▶ [Exercise requirements]: Write the entries out again. Every character must match.

Dataset items:
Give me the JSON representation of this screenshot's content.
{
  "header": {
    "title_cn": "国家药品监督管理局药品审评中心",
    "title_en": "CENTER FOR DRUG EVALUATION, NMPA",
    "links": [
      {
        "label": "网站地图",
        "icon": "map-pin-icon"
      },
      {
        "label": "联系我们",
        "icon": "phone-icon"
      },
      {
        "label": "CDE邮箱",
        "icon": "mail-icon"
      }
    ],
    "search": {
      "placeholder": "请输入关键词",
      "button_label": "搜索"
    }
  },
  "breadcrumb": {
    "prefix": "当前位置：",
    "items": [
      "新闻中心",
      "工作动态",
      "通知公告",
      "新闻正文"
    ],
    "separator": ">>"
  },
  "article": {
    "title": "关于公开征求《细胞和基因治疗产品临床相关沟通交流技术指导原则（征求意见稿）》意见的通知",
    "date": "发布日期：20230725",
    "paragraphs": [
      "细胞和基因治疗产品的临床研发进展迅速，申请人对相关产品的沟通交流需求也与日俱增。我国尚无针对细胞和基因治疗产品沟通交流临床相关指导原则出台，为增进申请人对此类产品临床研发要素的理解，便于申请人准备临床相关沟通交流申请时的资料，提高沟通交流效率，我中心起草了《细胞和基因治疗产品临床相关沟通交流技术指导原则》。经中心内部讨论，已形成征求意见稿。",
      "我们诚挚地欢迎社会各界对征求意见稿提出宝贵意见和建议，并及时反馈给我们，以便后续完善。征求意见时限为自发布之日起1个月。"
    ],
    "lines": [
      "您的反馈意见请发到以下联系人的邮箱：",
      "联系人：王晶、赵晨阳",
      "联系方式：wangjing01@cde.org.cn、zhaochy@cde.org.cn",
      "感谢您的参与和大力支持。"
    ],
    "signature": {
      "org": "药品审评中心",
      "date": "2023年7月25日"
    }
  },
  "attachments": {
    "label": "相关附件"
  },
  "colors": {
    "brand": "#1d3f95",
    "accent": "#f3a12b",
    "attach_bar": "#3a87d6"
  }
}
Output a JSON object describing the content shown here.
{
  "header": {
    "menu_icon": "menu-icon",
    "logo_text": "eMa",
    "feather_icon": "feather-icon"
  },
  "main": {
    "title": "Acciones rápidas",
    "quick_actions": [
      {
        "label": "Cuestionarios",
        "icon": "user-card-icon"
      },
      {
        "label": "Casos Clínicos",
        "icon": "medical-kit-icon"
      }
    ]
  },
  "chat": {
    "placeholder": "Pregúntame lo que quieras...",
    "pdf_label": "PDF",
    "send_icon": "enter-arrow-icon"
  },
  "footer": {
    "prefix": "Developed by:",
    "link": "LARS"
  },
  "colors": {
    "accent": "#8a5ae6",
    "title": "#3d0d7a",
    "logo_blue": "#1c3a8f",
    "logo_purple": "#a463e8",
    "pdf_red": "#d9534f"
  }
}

▶ [Response]:
Give me the JSON representation of this screenshot's content.
{
  "header": {
    "title_cn": "国家药品监督管理局药品审评中心",
    "title_en": "CENTER FOR DRUG EVALUATION, NMPA",
    "links": [
      {
        "label": "网站地图",
        "icon": "map-pin-icon"
      },
      {
        "label": "联系我们",
        "icon": "phone-icon"
      },
      {
        "label": "CDE邮箱",
        "icon": "mail-icon"
      }
    ],
    "search": {
      "placeholder": "请输入关键词",
      "button_label": "搜索"
    }
  },
  "breadcrumb": {
    "prefix": "当前位置：",
    "items": [
      "新闻中心",
      "工作动态",
      "通知公告",
      "新闻正文"
    ],
    "separator": ">>"
  },
  "article": {
    "title": "关于公开征求《细胞和基因治疗产品临床相关沟通交流技术指导原则（征求意见稿）》意见的通知",
    "date": "发布日期：20230725",
    "paragraphs": [
      "细胞和基因治疗产品的临床研发进展迅速，申请人对相关产品的沟通交流需求也与日俱增。我国尚无针对细胞和基因治疗产品沟通交流临床相关指导原则出台，为增进申请人对此类产品临床研发要素的理解，便于申请人准备临床相关沟通交流申请时的资料，提高沟通交流效率，我中心起草了《细胞和基因治疗产品临床相关沟通交流技术指导原则》。经中心内部讨论，已形成征求意见稿。",
      "我们诚挚地欢迎社会各界对征求意见稿提出宝贵意见和建议，并及时反馈给我们，以便后续完善。征求意见时限为自发布之日起1个月。"
    ],
    "lines": [
      "您的反馈意见请发到以下联系人的邮箱：",
      "联系人：王晶、赵晨阳",
      "联系方式：wangjing01@cde.org.cn、zhaochy@cde.org.cn",
      "感谢您的参与和大力支持。"
    ],
    "signature": {
      "org": "药品审评中心",
      "date": "2023年7月25日"
    }
  },
  "attachments": {
    "label": "相关附件"
  },
  "colors": {
    "brand": "#1d3f95",
    "accent": "#f3a12b",
    "attach_bar": "#3a87d6"
  }
}
Output a JSON object describing the content shown here.
{
  "header": {
    "menu_icon": "menu-icon",
    "logo_text": "eMa",
    "feather_icon": "feather-icon"
  },
  "main": {
    "title": "Acciones rápidas",
    "quick_actions": [
      {
        "label": "Cuestionarios",
        "icon": "user-card-icon"
      },
      {
        "label": "Casos Clínicos",
        "icon": "medical-kit-icon"
      }
    ]
  },
  "chat": {
    "placeholder": "Pregúntame lo que quieras...",
    "pdf_label": "PDF",
    "send_icon": "enter-arrow-icon"
  },
  "footer": {
    "prefix": "Developed by:",
    "link": "LARS"
  },
  "colors": {
    "accent": "#8a5ae6",
    "title": "#3d0d7a",
    "logo_blue": "#1c3a8f",
    "logo_purple": "#a463e8",
    "pdf_red": "#d9534f"
  }
}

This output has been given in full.